"How did Ulster beat us?" That must have been the question on the lips of all Munster supporters at the end of an enthralling contest at Thomond Park. Certainly, the men from the north delivered a two-fingered salute to the maxim that matches are won on the basis of territory and possession. Twice during this ferocious game, a statistics panel flashed up on the screen to inform us that in separate 10-minute periods, Munster had 96 per cent of possession!
But if Munster had virtually all the ball, they did not have Ruan Pienaar. One of Ulster's influential South African contingent, he made the most of possession that came his way. Pienaar did what he felt was required rather than play the rugby he had been asked to play. What was I saying about players adapting to situations? And to cap it all, his goalkicking contribution was not bad, either. On that last point, we can say the same for the Clermont Auvergne outside-half Brock James, who was off the bench and on the field after just three minutes and, a dozen or so minutes later, had kicked three penalties that pretty much ended the challenge of Saracens for another year. Alongside him was Mor-gan Parra, an intuitive French No 9 who ensured that the English club's back division had nowhere to go.

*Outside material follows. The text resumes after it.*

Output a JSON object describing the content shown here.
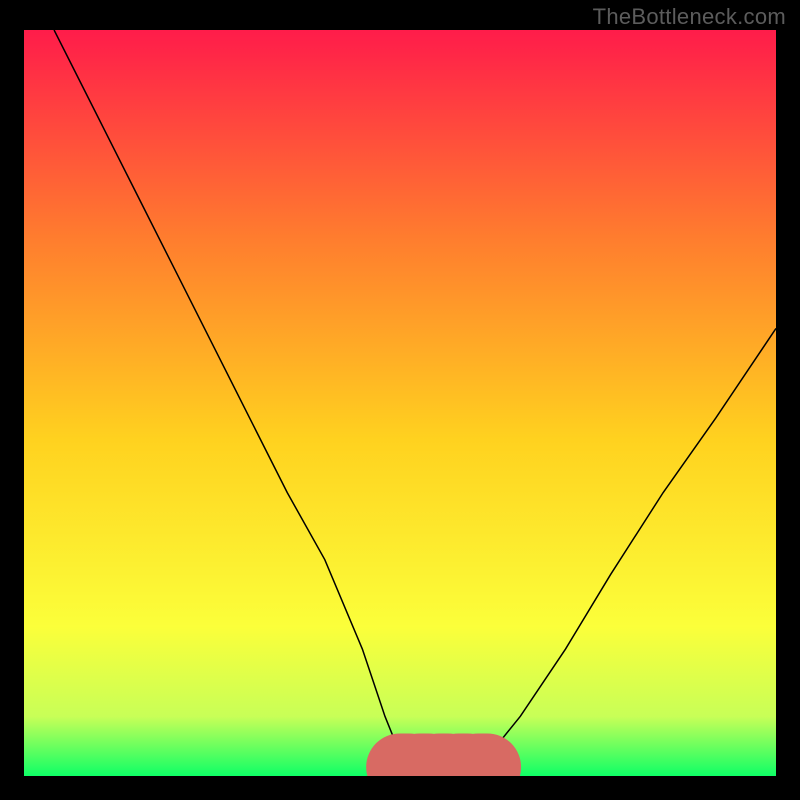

All English followers were left praying for a rabbit out of the hat to tip the balance towards Saracens, but there was never the slightest sign of such an illusion. Saracens felt they were ready to move up a level from Premiership rugby. Clermont, a real powerhouse, informed them otherwise.Reuse content